Harvard's great tenure battle is entering a new and more active stage. Yesterday morning the matter was first reported by metropolitan daily newspapers (hitherto Time has been the only publication to touch it), and it is certain that the coming salvos of publicity will force the Administration to play a different sort of game. Moreover, there has been intensified action on a number of University fronts; although none of the recently issued statements alters one whit the positions which have been previously taken.

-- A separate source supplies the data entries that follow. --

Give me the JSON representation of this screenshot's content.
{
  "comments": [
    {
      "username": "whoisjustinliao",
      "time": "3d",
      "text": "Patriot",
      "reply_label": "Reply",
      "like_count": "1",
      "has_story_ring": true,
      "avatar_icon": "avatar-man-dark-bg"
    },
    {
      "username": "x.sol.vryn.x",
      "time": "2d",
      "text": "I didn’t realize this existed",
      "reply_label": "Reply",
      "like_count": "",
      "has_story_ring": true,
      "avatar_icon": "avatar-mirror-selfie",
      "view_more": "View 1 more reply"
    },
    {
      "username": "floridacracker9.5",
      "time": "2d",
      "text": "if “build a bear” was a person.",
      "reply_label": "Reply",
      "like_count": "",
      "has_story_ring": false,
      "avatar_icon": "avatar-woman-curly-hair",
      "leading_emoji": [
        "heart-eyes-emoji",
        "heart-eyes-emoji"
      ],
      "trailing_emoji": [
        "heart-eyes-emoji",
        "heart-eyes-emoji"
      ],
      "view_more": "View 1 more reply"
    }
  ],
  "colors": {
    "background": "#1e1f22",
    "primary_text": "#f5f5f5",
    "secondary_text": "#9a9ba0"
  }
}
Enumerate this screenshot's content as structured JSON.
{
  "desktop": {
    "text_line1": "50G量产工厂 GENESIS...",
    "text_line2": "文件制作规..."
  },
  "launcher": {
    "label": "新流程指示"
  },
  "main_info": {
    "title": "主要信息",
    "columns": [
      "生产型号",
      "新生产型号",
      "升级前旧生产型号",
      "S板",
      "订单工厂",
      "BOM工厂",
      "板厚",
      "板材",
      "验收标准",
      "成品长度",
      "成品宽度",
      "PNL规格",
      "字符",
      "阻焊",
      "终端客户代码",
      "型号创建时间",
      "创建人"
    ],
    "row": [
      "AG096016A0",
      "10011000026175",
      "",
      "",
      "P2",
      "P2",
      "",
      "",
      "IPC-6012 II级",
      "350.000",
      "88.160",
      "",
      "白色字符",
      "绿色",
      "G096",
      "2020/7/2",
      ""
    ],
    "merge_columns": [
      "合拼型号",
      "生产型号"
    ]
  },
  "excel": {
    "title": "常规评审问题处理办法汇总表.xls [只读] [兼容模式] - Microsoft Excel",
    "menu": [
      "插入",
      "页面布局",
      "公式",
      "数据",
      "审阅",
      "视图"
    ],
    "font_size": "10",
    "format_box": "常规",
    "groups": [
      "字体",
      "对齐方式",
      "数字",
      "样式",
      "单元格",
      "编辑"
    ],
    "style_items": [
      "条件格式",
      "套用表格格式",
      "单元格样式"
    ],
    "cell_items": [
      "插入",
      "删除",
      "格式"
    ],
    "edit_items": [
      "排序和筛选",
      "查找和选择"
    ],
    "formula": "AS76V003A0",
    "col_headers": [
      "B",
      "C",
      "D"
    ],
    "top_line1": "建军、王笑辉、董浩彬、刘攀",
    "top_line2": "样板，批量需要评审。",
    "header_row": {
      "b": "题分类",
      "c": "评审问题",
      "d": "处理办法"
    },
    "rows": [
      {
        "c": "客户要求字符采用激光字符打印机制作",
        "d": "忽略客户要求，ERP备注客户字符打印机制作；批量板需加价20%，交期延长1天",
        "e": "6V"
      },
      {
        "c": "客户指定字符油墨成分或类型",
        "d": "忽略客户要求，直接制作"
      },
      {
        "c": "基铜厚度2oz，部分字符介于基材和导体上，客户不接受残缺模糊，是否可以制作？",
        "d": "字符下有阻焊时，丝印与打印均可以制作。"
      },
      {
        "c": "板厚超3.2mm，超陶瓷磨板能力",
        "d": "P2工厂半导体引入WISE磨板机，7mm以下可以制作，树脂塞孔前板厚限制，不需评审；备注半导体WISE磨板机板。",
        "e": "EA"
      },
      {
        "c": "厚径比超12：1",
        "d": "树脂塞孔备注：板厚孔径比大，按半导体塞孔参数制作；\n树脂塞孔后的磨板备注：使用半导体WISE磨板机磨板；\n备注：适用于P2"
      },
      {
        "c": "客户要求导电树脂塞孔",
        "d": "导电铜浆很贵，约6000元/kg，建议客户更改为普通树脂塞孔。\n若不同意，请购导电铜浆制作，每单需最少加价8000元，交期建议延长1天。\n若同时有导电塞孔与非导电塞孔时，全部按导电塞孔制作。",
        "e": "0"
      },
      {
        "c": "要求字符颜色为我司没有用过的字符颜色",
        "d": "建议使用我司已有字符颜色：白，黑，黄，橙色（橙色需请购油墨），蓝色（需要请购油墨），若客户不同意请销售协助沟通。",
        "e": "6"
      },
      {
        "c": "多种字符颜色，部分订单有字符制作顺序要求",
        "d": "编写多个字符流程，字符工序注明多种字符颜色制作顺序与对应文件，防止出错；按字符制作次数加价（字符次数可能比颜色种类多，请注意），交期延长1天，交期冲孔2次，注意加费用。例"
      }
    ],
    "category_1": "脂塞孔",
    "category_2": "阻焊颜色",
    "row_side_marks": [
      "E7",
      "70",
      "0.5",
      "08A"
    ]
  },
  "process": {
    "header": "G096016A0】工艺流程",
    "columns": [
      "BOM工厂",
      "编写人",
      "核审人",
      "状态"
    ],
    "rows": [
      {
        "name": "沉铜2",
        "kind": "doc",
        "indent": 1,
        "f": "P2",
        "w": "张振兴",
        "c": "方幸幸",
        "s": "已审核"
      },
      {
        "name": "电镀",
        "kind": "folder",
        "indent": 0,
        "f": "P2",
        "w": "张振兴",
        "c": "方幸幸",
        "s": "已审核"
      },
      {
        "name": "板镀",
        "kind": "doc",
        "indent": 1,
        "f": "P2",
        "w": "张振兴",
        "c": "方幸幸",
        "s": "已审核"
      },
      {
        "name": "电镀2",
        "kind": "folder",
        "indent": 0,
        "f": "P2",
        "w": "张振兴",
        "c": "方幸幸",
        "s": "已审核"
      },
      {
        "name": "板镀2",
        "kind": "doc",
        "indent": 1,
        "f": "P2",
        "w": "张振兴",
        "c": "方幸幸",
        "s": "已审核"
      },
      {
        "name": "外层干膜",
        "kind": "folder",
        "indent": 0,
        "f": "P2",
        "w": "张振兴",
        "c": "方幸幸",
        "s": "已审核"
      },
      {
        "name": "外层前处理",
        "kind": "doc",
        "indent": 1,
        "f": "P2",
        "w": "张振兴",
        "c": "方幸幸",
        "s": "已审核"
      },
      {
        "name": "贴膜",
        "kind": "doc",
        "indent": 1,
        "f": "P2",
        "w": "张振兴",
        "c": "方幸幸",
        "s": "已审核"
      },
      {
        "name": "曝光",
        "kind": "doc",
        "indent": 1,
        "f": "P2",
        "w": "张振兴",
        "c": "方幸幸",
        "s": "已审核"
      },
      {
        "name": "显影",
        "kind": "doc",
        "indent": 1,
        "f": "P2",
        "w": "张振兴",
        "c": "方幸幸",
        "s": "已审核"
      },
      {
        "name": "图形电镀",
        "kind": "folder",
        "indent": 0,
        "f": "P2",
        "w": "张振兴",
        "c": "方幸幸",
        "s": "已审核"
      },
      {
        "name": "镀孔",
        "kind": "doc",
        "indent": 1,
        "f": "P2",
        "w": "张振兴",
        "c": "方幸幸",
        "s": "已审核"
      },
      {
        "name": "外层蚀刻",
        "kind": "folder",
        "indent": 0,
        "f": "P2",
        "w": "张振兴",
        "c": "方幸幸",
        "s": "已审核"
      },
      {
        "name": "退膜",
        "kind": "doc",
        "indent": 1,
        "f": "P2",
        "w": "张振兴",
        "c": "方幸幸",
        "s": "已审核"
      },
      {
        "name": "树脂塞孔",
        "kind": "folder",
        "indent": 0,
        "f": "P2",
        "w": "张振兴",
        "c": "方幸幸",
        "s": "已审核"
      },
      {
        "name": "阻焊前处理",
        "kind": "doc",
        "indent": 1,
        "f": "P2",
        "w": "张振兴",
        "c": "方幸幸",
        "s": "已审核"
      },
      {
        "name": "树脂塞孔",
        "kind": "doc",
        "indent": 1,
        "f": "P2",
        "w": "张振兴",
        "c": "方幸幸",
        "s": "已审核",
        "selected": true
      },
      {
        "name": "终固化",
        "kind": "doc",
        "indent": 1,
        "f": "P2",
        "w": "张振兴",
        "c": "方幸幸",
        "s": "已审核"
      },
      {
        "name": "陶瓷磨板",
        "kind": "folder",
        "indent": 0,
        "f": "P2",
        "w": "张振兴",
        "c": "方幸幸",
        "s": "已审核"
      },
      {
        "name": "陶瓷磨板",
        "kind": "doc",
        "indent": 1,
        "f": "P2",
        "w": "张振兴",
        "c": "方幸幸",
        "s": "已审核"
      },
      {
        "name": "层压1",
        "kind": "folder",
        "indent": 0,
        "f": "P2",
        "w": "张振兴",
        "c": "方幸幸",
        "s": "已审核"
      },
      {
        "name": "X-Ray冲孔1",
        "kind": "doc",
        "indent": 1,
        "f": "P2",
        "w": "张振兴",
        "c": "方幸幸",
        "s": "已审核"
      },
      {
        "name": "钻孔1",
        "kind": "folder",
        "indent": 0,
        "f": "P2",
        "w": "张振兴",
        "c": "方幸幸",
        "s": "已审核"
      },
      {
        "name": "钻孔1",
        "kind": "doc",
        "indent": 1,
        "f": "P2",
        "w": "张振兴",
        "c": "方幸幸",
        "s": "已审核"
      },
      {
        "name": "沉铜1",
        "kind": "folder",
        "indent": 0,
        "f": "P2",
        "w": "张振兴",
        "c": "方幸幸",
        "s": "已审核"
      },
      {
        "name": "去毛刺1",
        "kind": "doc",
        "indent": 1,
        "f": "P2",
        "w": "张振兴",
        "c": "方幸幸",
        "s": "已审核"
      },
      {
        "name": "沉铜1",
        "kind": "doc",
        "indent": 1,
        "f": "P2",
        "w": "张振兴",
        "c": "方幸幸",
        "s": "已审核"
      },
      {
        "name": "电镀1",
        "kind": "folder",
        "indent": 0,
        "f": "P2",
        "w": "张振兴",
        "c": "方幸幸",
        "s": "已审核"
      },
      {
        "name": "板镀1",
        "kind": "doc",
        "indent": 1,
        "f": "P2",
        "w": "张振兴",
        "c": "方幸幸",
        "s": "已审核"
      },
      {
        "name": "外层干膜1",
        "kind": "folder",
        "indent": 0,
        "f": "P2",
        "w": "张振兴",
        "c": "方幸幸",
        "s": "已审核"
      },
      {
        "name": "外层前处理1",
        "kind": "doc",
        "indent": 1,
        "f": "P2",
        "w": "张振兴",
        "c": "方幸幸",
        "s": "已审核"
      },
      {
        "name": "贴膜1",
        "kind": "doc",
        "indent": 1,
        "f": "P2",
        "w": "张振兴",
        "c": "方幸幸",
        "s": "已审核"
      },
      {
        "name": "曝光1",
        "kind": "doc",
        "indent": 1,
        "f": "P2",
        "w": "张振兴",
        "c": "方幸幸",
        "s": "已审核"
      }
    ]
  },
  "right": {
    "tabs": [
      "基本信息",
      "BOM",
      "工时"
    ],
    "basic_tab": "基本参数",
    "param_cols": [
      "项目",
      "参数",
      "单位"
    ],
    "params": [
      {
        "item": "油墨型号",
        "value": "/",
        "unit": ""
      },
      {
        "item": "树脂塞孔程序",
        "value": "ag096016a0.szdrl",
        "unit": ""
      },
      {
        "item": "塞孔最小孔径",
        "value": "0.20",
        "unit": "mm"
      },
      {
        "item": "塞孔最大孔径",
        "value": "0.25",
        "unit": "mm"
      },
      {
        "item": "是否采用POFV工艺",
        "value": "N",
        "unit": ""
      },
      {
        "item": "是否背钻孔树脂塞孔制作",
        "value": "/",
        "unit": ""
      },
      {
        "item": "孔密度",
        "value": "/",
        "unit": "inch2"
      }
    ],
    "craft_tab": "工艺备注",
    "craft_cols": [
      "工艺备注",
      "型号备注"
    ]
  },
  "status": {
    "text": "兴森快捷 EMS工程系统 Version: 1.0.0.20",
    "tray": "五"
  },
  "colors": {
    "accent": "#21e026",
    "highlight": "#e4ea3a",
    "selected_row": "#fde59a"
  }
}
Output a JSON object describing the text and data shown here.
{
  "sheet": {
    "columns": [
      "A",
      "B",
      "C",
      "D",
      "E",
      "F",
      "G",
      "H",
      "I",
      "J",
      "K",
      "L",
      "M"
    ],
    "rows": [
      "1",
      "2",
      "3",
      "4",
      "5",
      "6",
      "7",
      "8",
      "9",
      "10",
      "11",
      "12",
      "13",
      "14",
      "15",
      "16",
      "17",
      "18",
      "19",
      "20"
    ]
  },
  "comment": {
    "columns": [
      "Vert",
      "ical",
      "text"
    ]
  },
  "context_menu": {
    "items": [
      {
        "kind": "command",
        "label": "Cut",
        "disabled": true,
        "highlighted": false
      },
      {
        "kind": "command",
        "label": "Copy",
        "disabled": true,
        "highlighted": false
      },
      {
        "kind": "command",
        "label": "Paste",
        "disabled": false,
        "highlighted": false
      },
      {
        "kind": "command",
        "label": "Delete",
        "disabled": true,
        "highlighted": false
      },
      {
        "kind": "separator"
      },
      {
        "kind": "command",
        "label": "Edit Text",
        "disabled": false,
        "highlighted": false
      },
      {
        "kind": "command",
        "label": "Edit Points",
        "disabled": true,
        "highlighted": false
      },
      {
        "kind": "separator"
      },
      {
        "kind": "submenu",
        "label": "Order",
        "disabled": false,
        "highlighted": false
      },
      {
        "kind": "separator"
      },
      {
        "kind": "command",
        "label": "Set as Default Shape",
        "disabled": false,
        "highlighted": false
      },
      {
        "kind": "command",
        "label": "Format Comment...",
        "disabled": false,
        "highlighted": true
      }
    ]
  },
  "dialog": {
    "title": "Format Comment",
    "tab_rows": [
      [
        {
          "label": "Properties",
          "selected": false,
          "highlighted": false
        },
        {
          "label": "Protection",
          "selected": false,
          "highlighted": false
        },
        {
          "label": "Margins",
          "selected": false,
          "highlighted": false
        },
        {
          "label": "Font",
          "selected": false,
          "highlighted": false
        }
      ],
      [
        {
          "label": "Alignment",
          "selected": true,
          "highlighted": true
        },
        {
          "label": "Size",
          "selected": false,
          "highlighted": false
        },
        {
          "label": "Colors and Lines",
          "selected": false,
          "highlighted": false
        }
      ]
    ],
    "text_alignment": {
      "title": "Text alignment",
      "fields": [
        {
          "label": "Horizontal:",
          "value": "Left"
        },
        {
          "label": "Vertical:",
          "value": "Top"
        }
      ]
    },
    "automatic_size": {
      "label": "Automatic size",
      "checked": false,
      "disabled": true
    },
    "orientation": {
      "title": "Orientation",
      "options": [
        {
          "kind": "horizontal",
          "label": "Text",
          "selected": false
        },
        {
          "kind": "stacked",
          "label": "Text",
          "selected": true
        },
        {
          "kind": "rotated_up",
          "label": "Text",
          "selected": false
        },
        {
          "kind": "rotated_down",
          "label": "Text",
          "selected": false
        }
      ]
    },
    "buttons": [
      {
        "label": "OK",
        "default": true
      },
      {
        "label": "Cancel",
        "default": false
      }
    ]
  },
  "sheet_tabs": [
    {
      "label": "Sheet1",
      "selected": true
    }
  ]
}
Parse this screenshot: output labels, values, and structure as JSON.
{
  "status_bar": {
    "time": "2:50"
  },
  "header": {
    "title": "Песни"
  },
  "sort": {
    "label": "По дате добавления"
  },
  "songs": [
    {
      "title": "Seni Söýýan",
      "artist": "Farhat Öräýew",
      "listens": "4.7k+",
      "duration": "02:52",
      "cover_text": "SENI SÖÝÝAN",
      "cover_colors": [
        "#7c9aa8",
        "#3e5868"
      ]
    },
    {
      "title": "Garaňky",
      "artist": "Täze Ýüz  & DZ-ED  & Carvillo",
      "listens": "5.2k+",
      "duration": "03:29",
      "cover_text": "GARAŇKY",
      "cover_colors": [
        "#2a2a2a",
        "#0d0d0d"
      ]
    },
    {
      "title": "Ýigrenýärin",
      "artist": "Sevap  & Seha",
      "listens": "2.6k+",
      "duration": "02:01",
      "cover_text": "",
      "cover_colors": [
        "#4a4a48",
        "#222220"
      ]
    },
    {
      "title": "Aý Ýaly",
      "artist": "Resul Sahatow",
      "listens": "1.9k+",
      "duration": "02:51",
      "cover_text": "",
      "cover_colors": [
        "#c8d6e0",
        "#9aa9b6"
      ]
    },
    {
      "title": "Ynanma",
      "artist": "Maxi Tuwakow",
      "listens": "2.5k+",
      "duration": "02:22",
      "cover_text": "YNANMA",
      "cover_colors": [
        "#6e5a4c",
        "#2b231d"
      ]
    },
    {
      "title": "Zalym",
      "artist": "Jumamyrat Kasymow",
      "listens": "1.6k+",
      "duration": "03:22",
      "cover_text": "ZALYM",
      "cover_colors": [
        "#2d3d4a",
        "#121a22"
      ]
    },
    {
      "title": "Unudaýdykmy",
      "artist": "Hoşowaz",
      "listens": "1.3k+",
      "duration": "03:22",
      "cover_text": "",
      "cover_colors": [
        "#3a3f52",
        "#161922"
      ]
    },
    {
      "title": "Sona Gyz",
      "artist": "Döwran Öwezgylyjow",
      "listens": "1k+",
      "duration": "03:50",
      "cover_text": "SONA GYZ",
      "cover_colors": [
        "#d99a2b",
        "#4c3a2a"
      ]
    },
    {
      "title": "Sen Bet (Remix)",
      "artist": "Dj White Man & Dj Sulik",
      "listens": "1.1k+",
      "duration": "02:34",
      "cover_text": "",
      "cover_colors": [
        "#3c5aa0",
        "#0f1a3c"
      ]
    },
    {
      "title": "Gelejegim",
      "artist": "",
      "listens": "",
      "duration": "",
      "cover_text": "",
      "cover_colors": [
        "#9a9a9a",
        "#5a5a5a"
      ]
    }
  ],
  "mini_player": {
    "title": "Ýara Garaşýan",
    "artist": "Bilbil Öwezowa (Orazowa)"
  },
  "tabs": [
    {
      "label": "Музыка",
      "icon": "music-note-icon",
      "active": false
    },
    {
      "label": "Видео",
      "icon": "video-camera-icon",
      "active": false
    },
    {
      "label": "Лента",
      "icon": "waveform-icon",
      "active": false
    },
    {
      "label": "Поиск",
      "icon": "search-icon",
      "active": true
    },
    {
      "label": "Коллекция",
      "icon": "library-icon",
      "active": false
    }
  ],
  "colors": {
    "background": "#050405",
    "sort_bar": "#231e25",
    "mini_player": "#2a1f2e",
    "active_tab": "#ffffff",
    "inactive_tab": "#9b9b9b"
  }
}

Point for point, the arguments of Dean Ferguson and the Alumni are incontrovertible. But when they have been stated, they have proven absolutely nothing, because they are concerned with entirely different matters than are the Administration critics. They are looking at the College as a whole taken over a long period of time. From this point of view, it is possible to construct a neat set of figures which shows that the budget has declined and consequently has necessitated a drastic climination of men in the lower ranks; and which--by hook or crook--also shows that the total number of men in the middle group will not be reduced in the process.

The opponents of the Administration can simply ignore these figures, because they are looking at the problem from the point of view of a few departments taken at the present moment. Even if the College as a whole will have enough middle-groupers at some time in the blushing future, that does not help English, Government, or Biology now. The recent dismissals have hog-tied and rolled these departments. And the fact remains that--regardless of figures--this blow to education could have been avoided by a measure of flexibility in the appointment of associate professors and a willingness to appoint associates in some cases where predictable vacancies in the full professor rank are not ahead. The blow can still be avoided by acceptance of this policy coupled with some judicious reappointments.

Flexibility is and must be the keynote of the demands of Administration opponents. They are not slaves to figures as is the Administration for they realize that figures obliterate all human and educational values. They are not demanding a certain fixed number of additional "frozen" associates. Rather they are asking that the sole criteria for permanence on Harvard's teaching staff be teaching needs and the capabilities of the men involved. Such a request may sound wildly impossible in view of fixed and unalterable budgetary limitations. But the answer--the panacea--is flexibility in the system of appointment to the rank of associate professor.